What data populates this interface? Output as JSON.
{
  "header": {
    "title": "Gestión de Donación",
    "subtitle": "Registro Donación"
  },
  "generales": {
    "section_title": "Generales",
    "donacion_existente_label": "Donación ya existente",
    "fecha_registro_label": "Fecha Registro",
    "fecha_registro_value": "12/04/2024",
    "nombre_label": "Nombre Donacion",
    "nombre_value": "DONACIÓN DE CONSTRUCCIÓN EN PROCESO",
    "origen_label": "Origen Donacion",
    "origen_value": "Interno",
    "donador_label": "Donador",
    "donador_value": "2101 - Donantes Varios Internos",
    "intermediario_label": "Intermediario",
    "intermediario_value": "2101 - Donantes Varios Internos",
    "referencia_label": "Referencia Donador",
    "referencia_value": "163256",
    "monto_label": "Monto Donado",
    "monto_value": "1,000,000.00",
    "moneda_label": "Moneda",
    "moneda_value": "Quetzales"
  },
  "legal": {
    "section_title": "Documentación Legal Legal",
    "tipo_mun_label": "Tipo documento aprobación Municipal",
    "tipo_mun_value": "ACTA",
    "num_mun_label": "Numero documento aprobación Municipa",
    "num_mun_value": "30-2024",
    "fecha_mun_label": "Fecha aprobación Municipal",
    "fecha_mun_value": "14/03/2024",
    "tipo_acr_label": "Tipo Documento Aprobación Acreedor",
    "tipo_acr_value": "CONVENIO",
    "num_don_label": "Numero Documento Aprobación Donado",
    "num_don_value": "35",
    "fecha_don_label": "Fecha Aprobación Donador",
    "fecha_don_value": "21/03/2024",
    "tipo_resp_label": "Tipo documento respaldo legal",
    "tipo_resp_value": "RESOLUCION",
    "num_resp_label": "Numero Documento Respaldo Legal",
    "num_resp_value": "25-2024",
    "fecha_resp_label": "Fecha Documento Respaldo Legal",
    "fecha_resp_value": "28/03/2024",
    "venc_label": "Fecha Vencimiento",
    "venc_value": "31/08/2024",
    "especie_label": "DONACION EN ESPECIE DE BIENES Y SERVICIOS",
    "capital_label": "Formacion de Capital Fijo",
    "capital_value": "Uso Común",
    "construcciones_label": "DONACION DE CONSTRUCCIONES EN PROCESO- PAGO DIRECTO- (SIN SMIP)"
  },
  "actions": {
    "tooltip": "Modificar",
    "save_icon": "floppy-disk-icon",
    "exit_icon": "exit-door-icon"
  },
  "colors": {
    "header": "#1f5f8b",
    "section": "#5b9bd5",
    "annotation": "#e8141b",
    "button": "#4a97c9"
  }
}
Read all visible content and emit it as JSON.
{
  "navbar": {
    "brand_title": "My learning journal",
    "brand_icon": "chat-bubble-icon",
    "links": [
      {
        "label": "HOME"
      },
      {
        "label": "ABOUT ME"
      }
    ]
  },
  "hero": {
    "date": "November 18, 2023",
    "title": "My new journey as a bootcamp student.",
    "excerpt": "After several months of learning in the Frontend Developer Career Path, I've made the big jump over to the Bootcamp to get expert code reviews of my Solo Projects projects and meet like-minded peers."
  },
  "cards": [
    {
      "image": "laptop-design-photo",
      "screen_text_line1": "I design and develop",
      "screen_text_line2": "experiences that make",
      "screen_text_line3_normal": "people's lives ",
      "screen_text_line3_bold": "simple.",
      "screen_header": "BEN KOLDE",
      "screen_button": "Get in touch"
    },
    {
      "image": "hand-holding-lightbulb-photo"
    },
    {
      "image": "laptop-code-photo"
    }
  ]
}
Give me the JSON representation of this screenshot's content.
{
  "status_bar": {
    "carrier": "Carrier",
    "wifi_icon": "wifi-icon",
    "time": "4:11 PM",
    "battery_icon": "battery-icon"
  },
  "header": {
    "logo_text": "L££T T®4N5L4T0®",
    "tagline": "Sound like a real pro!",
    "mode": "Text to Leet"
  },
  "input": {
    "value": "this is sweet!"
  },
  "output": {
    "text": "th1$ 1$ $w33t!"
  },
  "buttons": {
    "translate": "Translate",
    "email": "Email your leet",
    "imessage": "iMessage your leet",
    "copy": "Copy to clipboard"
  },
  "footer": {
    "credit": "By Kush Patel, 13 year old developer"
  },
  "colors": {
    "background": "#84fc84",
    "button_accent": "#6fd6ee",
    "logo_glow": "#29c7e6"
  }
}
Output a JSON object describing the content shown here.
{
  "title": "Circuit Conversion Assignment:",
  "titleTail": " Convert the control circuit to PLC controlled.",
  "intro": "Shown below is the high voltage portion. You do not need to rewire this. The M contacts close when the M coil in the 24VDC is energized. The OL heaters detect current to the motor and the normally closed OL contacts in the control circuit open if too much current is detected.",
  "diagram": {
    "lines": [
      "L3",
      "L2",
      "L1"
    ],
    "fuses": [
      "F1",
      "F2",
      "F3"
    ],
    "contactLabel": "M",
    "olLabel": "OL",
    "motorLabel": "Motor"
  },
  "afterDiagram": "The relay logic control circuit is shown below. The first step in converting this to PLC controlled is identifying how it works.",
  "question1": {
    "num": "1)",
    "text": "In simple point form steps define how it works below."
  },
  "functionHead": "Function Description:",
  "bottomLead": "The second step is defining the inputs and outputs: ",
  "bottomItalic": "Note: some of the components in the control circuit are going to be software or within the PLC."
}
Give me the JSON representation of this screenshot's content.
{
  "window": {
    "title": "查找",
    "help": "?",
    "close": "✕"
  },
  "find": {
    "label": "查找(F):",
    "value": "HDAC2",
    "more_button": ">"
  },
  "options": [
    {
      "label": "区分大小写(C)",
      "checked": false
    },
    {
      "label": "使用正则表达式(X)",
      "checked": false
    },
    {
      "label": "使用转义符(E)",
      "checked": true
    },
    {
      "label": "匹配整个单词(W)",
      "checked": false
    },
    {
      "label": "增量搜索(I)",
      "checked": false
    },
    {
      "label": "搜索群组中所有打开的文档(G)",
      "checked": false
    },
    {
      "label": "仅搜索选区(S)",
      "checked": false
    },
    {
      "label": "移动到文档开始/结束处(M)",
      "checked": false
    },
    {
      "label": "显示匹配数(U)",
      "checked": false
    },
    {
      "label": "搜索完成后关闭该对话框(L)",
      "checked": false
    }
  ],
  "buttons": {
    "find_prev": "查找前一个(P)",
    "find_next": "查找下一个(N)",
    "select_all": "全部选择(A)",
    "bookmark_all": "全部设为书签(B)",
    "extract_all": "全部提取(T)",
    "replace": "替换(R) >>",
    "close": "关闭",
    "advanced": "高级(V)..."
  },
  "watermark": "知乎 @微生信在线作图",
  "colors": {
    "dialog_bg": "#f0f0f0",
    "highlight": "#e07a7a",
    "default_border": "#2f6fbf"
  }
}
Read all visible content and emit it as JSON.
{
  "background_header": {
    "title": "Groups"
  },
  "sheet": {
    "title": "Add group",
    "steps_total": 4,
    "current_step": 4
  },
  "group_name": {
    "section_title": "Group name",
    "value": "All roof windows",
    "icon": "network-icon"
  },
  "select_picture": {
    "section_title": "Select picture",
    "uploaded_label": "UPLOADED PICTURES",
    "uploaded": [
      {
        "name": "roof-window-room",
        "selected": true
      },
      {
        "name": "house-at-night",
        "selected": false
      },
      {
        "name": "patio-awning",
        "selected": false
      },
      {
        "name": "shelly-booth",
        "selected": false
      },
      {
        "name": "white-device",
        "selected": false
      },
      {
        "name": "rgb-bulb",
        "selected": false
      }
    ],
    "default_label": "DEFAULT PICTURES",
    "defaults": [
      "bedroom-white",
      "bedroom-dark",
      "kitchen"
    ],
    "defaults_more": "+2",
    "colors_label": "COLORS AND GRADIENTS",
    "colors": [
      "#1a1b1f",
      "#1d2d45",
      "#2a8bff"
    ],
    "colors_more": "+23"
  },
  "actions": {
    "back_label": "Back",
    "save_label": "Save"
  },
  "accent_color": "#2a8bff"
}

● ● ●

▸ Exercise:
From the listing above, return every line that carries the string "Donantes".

▸ Result below:
    "donador_value": "2101 - Donantes Varios Internos",
    "intermediario_value": "2101 - Donantes Varios Internos",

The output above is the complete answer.